▸ Goal of the exercise: Reproduce the entries exactly, beginning with the line containing "Extract the structured" and ending with their last line, both included.

[Opening Working data section]

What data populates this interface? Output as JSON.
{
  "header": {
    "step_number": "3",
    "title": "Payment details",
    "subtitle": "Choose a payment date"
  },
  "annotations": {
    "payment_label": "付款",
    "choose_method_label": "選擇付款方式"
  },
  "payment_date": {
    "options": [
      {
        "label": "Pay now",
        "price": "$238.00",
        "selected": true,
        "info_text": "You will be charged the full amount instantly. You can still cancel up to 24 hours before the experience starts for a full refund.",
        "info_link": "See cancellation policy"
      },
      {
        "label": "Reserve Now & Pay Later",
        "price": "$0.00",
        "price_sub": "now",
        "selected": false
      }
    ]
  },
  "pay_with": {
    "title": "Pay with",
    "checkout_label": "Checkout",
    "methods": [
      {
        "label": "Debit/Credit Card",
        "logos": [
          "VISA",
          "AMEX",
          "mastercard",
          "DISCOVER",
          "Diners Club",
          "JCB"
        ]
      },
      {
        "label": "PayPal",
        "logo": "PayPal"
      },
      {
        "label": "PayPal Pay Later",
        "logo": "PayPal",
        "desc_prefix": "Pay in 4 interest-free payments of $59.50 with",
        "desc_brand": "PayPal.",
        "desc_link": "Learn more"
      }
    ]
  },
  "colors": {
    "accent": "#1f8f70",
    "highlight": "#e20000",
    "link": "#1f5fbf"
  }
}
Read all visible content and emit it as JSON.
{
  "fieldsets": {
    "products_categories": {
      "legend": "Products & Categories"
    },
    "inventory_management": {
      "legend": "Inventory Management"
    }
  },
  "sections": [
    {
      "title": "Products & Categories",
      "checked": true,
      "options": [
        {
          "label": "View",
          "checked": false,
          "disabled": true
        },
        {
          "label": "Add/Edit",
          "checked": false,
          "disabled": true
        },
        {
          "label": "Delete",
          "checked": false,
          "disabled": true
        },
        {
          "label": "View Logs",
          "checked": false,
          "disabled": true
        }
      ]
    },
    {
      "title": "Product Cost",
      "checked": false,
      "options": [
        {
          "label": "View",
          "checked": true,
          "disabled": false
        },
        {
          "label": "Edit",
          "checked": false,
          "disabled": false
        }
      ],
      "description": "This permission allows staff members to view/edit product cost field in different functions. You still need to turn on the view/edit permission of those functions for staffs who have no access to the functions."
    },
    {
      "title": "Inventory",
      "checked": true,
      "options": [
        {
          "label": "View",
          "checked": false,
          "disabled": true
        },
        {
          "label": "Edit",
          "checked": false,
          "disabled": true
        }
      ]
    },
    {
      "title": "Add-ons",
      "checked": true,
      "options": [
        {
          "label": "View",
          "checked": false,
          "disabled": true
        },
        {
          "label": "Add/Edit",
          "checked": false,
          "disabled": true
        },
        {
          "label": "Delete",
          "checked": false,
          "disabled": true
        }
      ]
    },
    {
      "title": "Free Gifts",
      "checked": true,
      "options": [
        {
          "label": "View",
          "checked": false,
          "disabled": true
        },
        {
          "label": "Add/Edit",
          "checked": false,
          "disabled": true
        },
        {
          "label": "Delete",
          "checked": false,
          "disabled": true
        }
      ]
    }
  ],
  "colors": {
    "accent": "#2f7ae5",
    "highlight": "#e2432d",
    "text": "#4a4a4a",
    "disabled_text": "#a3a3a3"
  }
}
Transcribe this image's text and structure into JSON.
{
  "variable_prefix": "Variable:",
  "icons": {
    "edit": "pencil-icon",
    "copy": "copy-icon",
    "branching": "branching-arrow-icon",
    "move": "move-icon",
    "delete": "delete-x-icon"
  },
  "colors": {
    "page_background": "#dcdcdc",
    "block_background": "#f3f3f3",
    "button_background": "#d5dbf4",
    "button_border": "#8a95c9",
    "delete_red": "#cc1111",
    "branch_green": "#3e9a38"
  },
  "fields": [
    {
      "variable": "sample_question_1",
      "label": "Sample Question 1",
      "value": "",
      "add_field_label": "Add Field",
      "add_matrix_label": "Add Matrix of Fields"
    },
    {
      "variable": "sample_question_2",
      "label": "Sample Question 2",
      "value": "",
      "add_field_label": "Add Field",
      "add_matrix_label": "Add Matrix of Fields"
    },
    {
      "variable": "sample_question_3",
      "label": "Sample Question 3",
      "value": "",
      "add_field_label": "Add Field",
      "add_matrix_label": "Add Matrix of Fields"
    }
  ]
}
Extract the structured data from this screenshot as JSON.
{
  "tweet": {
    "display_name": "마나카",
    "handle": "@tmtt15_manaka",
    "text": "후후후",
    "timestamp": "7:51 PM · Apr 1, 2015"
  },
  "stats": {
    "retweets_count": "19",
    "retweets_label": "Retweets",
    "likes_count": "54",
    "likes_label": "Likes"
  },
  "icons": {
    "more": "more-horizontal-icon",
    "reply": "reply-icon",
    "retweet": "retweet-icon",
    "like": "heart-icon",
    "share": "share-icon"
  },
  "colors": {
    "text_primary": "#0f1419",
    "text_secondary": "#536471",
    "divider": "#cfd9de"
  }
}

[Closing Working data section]

▸ Result for this exercise:
Extract the structured data from this screenshot as JSON.
{
  "tweet": {
    "display_name": "마나카",
    "handle": "@tmtt15_manaka",
    "text": "후후후",
    "timestamp": "7:51 PM · Apr 1, 2015"
  },
  "stats": {
    "retweets_count": "19",
    "retweets_label": "Retweets",
    "likes_count": "54",
    "likes_label": "Likes"
  },
  "icons": {
    "more": "more-horizontal-icon",
    "reply": "reply-icon",
    "retweet": "retweet-icon",
    "like": "heart-icon",
    "share": "share-icon"
  },
  "colors": {
    "text_primary": "#0f1419",
    "text_secondary": "#536471",
    "divider": "#cfd9de"
  }
}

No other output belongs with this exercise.